In order to keep applications running smoothly, IT teams use various tools to perform several important functions.  These include use of network services that help to secure applications and optimize their performance, as well as monitoring systems which help with proactive alerts or reactive debugging activity.  Examples of some of the popular network services related to security are ‘firewall’, ‘web application firewall’, ‘intrusion detection and prevention system’, ‘encryption and decryption system’ etc.  For performance optimization, the well known examples are ‘load balancer’, ‘web cache’, ‘compression’ etc.  Examples of emerging services that help secure, optimize and visualize application include use of deep packet inspection across multiple packets to mitigate data leakage, defend against application semantic based attacks, offer quality of service based on application communication characteristics etc.

An application delivery controller is a system that can host many of the services required by an application.  This system can be implemented as software that runs on any general purpose hardware, or as a device specially built to run the services software.

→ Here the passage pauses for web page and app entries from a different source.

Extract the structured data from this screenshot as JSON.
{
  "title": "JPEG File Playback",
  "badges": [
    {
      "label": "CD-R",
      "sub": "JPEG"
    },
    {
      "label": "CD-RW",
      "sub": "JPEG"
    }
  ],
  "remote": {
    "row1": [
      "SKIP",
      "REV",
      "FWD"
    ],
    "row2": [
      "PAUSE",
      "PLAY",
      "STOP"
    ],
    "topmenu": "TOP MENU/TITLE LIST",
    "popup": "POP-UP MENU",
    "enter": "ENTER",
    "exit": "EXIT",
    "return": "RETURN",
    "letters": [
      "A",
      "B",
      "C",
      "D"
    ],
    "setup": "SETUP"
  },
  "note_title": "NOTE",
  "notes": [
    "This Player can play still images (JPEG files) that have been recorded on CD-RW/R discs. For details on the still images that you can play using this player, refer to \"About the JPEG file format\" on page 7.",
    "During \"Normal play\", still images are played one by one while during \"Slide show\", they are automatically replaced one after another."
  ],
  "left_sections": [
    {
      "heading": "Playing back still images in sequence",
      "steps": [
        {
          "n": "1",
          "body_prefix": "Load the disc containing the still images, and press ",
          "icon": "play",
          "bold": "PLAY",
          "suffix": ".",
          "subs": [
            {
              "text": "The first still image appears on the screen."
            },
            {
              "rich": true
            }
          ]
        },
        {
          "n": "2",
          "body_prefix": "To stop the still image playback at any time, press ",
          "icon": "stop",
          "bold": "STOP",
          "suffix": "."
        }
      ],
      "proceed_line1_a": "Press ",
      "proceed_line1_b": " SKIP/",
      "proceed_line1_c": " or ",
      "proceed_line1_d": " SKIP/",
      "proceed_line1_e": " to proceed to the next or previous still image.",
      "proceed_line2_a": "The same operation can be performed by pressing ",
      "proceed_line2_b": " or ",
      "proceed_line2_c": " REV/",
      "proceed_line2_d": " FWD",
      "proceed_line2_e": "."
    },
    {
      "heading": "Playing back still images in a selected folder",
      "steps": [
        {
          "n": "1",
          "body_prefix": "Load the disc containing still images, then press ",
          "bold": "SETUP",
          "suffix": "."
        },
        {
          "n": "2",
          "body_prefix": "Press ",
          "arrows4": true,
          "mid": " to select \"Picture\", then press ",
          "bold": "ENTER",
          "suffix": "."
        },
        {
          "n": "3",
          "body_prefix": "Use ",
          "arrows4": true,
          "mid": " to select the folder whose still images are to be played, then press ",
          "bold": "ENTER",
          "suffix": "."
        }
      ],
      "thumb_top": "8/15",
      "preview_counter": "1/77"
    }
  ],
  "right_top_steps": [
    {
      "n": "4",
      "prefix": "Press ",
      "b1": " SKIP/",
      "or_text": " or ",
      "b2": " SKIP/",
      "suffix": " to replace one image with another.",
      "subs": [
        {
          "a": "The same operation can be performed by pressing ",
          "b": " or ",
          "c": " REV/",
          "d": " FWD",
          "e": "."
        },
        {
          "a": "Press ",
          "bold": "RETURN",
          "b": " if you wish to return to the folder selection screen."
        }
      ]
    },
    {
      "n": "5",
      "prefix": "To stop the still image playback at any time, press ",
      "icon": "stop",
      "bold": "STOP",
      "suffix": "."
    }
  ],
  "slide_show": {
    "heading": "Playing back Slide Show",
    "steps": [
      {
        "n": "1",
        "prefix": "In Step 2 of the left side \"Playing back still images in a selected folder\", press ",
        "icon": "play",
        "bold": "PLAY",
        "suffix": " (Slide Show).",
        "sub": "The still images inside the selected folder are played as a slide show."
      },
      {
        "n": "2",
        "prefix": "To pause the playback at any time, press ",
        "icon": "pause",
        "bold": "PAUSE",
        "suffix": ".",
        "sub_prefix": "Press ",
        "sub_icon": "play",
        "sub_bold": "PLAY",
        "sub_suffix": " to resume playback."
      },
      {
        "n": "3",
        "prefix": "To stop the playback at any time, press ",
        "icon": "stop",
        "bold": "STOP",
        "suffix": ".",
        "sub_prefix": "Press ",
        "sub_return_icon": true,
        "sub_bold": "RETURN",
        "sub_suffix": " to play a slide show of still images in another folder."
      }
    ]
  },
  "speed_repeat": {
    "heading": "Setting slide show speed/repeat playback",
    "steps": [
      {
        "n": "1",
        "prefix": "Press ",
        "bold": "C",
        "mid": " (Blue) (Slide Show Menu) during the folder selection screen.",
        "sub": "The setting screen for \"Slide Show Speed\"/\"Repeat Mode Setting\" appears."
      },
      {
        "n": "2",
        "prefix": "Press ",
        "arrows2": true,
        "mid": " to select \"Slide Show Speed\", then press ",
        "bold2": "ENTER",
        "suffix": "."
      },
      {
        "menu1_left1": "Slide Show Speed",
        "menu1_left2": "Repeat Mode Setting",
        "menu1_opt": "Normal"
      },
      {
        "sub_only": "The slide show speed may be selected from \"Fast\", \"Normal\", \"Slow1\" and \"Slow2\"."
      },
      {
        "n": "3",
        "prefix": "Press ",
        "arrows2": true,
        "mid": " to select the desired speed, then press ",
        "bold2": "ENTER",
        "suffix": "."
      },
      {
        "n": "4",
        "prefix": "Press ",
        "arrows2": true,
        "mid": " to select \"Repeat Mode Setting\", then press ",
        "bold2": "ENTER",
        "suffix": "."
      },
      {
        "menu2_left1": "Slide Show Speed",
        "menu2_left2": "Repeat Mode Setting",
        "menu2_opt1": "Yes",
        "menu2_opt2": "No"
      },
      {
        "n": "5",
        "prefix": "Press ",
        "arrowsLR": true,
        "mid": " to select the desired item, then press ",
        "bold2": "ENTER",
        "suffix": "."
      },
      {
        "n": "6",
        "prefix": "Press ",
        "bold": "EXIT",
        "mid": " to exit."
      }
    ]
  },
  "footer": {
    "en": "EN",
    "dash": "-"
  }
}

In the posts that follow, I will discuss several aspects of ‘application delivery controllers (adc) ‘ including the ever changing definition that the vendor community imposes.  I will define an ‘adc’ from the user or the customer’s point of view.  My hope is that the discussion that follows will clarify the concept of an ADC, allow user community to state what services they would like to see implemented, and charge the vendor community to deliver relevant and appropriate features.